|Issue Date:||Jan-2014||Citation:||Indran, I.R., Zhang, S.-J., Zhang, Z.W., Sun, F., Gong, Y., Wang, X., Li, J., Erdelmeier, C.A.J., Koch, E., Yong, E.L. (2014-01). Selective estrogen receptor modulator effects of epimedium extracts on breast cancer and uterine growth in nude mice. Planta Medica 80 (1) : 22-28. ScholarBank@NUS Repository. https://doi.org/10.1055/s-0033-1360112||Abstract:||Epimedium is popularly used in traditional Chinese medicine to treat sexual dysfunction, menstrual irregularity, and osteoporosis. The estrogenic effects of the prenylated flavonoids of Epimedium make it an attractive alternative for hormone replacement therapy. Here, we examined the therapeutic potential of the estrogenic herb extract of Epimedium brevicornum as an alternative to hormone replacement therapy in a breast cancer mouse model. To that end, athymic and ovariectomized female nude mice were subcutaneously injected into the mammary fat pads with MCF-7 breast cancer cells, randomly grouped and fed with soy-free feeds, alone or in combination with ethinyl estradiol or different doses of the estrogenic herb extract of E. brevicornum. Our findings demonstrate that unlike ethinyl estradiol, it did not promote the growth of breast cancer xenograft volume and weight, with the highest dose showing a significant reduction in growth and ERα protein content. Moreover, the extract increased uterine weight at the lowest dose, while higher doses had no effects. Put together, our data shows for the first time that despite the estrogenic activity of E. brevicornum, its action is largely tissue specific and dose-dependent. Our data on E. brevicornum presents in vivo evidence for its selective estrogen receptor modulator effect and warrants exploration of its use as an alternative to hormone replacement therapy in menopausal women. © Georg Thieme Verlag KG Stuttgart - New York.||Source Title:||Planta Medica||URI:||http://scholarbank.nus.edu.sg/handle/10635/109646||ISSN:||00320943||DOI:||10.1055/s-0033-1360112|

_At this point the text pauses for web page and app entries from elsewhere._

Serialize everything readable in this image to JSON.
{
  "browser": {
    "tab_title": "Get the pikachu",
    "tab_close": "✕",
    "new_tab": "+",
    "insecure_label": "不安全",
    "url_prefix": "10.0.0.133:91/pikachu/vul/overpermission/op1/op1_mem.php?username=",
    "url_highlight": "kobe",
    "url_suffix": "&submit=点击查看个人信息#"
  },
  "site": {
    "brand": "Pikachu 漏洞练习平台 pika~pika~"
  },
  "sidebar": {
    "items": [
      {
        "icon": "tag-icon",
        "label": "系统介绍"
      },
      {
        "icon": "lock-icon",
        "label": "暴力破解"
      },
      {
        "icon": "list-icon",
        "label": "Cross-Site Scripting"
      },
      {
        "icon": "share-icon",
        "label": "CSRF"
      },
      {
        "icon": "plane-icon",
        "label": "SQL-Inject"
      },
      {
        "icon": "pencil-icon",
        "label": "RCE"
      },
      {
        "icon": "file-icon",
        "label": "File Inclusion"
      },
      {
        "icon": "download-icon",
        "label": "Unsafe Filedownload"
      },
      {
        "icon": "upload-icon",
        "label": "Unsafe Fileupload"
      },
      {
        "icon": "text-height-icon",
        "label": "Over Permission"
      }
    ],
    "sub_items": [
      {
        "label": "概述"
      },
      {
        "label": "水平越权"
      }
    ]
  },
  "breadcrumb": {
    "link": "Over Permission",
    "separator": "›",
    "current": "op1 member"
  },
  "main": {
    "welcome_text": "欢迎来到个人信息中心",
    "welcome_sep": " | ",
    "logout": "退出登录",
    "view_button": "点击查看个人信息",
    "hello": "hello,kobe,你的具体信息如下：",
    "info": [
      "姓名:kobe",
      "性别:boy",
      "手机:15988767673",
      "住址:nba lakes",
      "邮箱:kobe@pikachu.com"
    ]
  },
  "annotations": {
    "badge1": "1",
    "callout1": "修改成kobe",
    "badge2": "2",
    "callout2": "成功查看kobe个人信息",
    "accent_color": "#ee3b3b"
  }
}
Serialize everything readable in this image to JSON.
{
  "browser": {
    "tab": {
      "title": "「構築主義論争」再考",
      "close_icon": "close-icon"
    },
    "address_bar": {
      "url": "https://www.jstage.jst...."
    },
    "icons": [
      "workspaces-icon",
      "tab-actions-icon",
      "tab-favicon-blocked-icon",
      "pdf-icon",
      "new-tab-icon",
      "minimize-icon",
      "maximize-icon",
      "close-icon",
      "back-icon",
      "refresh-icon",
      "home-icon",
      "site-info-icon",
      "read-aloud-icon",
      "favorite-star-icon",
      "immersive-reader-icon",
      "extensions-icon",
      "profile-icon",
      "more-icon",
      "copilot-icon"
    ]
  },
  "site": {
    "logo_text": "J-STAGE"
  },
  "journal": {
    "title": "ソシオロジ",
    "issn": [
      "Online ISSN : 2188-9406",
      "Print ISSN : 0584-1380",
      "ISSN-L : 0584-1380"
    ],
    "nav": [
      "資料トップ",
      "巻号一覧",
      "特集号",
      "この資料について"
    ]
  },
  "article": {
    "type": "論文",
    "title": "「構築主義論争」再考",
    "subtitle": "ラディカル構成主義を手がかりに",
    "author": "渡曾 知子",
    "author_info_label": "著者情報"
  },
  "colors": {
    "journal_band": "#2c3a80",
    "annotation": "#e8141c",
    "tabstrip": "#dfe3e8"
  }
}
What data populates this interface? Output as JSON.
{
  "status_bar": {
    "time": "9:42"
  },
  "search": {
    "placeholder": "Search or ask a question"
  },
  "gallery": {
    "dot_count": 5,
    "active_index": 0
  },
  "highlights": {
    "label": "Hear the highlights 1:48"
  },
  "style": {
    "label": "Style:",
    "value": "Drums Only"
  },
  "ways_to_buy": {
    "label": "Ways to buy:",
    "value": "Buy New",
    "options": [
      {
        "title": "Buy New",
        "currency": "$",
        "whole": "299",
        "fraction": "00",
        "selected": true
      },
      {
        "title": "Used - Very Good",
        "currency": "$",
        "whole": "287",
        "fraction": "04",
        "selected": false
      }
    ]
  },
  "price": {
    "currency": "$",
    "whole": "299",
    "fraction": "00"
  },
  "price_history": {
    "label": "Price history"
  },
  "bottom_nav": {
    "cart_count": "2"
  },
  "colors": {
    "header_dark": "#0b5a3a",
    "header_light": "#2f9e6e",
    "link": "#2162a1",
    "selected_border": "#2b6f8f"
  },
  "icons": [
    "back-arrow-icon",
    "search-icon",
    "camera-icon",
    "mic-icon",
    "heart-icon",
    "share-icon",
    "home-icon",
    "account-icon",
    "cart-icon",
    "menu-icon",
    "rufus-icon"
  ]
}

|Appears in Collections:||Staff Publications|
Show full item record
Files in This Item:
There are no files associated with this item.
checked on Jan 21, 2020
WEB OF SCIENCETM
checked on Jan 21, 2020
checked on Jan 25, 2020
Items in DSpace are protected by copyright, with all rights reserved, unless otherwise indicated.